:: RECORDS SHOWN ::
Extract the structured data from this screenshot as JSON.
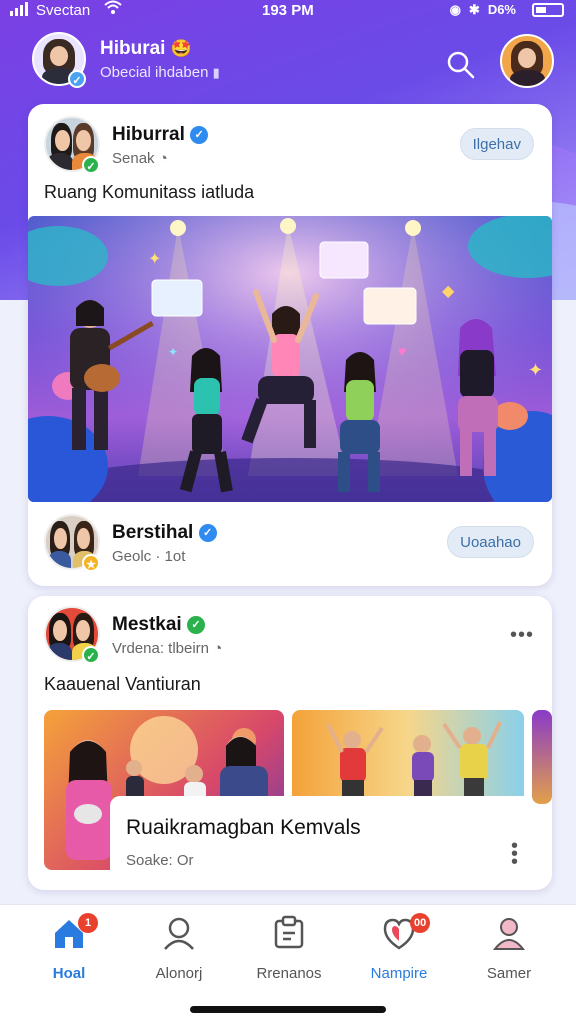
{
  "status_bar": {
    "carrier": "Svectan",
    "time": "193 PM",
    "battery": "D6%"
  },
  "header": {
    "title": "Hiburai",
    "title_emoji": "🤩",
    "subtitle": "Obecial ihdaben",
    "subtitle_icon": "mic-icon"
  },
  "posts": [
    {
      "author": "Hiburral",
      "meta": "Senak",
      "follow_label": "Ilgehav",
      "text": "Ruang Komunitass iatluda",
      "footer_author": "Berstihal",
      "footer_meta": "Geolc · 1ot",
      "footer_follow_label": "Uoaahao"
    },
    {
      "author": "Mestkai",
      "meta": "Vrdena: tlbeirn",
      "text": "Kaauenal Vantiuran",
      "caption_title": "Ruaikramagban Kemvals",
      "caption_meta": "Soake: Or"
    }
  ],
  "bottom_nav": [
    {
      "label": "Hoal",
      "icon": "home-icon",
      "badge": "1",
      "active": true
    },
    {
      "label": "Alonorj",
      "icon": "user-icon",
      "badge": "",
      "active": false
    },
    {
      "label": "Rrenanos",
      "icon": "document-icon",
      "badge": "",
      "active": false
    },
    {
      "label": "Nampire",
      "icon": "heart-shield-icon",
      "badge": "00",
      "active": false
    },
    {
      "label": "Samer",
      "icon": "profile-icon",
      "badge": "",
      "active": false
    }
  ],
  "colors": {
    "accent": "#7b3fe4",
    "nav_active": "#2a7be0",
    "verified_blue": "#2f8bf0",
    "verified_green": "#2bb24c",
    "badge_red": "#e8422f"
  }
}
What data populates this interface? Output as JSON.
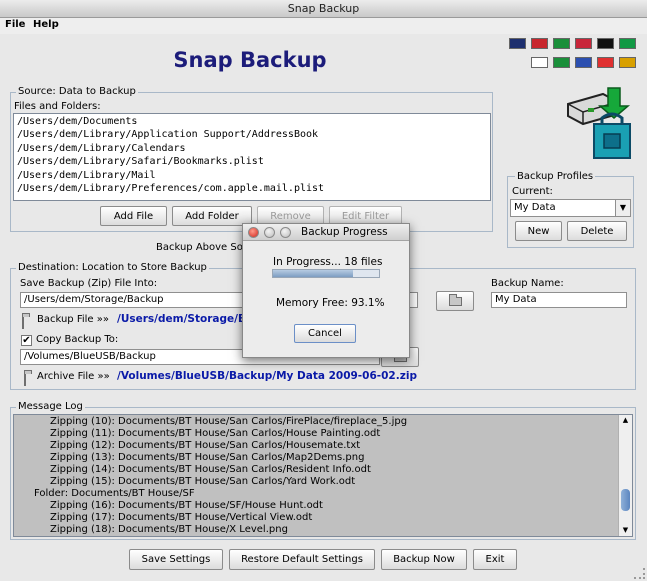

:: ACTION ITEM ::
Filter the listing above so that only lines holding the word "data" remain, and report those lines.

:: OUTPUT FOR THIS TASK ::
Extract the structured data from this screenshot as JSON.
What data populates this interface? Output as JSON.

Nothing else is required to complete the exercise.